It all started with a tweet. We’ve all come to know Nick Kyrgios as a ‘bad boy’ inside the courts and a heavy penalty decision that is still pending in regards to his behaviour is solid proof of that. However during the recent bushfire crisis, Kyrgios has shown a more compassionate side to himself. Urging Tennis Australia to take action in support of the victims and going even a step further as to donate $200 out of each ace he scores towards those that are in dire need during these trying times, spurring his fellow athletes to follow suit, the 24-year-old has truly been a beacon of hope and a shining example for all of his fellow Australians. This is a time when people need to come together and Kyrgios’ actions should be the norm.

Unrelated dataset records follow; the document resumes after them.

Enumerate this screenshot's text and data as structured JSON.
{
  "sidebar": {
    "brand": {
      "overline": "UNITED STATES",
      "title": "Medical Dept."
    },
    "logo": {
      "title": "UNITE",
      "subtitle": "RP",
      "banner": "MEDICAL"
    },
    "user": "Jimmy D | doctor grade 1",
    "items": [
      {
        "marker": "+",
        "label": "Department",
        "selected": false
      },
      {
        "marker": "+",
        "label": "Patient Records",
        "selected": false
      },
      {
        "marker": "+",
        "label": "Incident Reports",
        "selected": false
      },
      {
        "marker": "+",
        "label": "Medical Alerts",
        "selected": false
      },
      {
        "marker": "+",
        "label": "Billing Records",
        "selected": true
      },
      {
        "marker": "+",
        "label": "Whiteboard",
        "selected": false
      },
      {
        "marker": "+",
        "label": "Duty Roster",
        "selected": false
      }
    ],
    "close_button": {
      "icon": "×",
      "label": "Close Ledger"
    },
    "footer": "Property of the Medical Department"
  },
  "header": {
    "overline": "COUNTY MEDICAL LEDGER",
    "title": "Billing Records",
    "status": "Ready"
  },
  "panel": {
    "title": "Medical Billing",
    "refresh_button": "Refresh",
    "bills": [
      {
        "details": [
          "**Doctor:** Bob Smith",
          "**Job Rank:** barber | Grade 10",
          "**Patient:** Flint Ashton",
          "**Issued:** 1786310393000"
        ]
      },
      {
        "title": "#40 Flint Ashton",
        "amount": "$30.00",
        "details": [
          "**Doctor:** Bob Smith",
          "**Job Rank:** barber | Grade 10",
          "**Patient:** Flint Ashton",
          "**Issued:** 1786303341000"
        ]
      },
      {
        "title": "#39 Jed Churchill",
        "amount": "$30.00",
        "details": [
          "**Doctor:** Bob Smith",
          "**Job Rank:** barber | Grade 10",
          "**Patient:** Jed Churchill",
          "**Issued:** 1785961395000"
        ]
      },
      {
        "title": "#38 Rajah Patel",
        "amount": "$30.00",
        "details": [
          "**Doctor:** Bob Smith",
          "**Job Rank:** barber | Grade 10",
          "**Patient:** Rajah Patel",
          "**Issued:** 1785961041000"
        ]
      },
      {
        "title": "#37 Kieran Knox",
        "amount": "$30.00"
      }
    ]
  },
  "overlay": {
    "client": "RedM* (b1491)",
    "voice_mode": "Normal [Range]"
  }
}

It wouldn’t be a stretch to say that the national team captain has been under scrutiny during his tenure at Arsenal. His recent performances have left a lot to be desired and both he and the “gunners” disappointed fans in London with the way in which they’ve started the season. The recent change in the managerial position saw former assistant manager to Jose Guardiola, Mikel Arteta take over at the club. Of course, with a new manager in place, players need to give their all to prove that they are deserving of their place in the squad. Sokratis did just that in last weekend’s encounter with Manchester United, as he secured the club’s victory scoring the second goal with a powerful header from a corner kick that left David De Gea stunned. Surely a comeback that only a player of his quality could accomplish.

The Olympiacos captain has made history in the Euroleague basketball tournament, becoming the player who has scored the most points in the history of the competition. Spanoulis’ career has seen him win several Euroleague titles and participate in many final fours with both Olympiacos and his former club Panathinaikos, as he has been playing in Europe’s most important club competition since the late 90’s. In last Thursday night’s game against Fenerbahce (that Olympiacos lost 87-96), Spanoulis scored a crucial three-pointer that saw him become the single player in the tournament’s history to break the 4150-point threshold. Furthermore, he is already the player with the most assists (1480), and most minutes played (8596) among other records he has shattered. Despite his 37 years of age though, he still claims to feel great and that he is still far from the last day inside the courts. A legend among legends.

Sokratis Papastathopoulos scored a very important goal during a time when he faced major criticism by the Arsenal supporters. Photo: APE/MPE


The ugly scenes that followed Olympiacos’ draw against Volos in the final day of the Greek Super League for the year simply indicated that a change in leadership is highly necessary in Greek football. Olympiacos chairperson Evangelos Marinakis’ continuous threats towards the referees that made questionable decisions during his team’s crucial game and the attack by AEK main shareholder Dimitris Melissanidis on former professional referee Anastasios Kakos during a live TV show only flared tensions and the attack that followed on Aggelos Evangelou’s house seemed to be a consequence of this situation. Thankfully a meeting between the heads of Greek football and the people in charge of the referee’s union lead them to cancel their decision to strike, otherwise the sport may have been once again stuck in limbo.

Just as the situation seems to be deteriorating outside the pitch in Greece, so is the quality of football inside the field in Australia. People continue to move away from the product given to them by the main stakeholders as empty promises continue to be made by those in charge of the sport. Review committees, second divisions, conversation after conversation, yet none of it seems to be going anywhere. So many young and talented footballers are forced to abandon their favourite sport due to the club’s inability to support them, while the fully professional A-League clubs continue to remain too small a number in order to provide sufficient positions for high level football. The salary cap is drowning out any chance for clubs to attract crowds. Australian teams continue to plummet in comparison to their Asian counterparts. Any initiative taken by state federations is drowned out by the lack of a professional tournament. Nothing is being done. Football may be the sport with the most participation but it also the one with the least professional handling.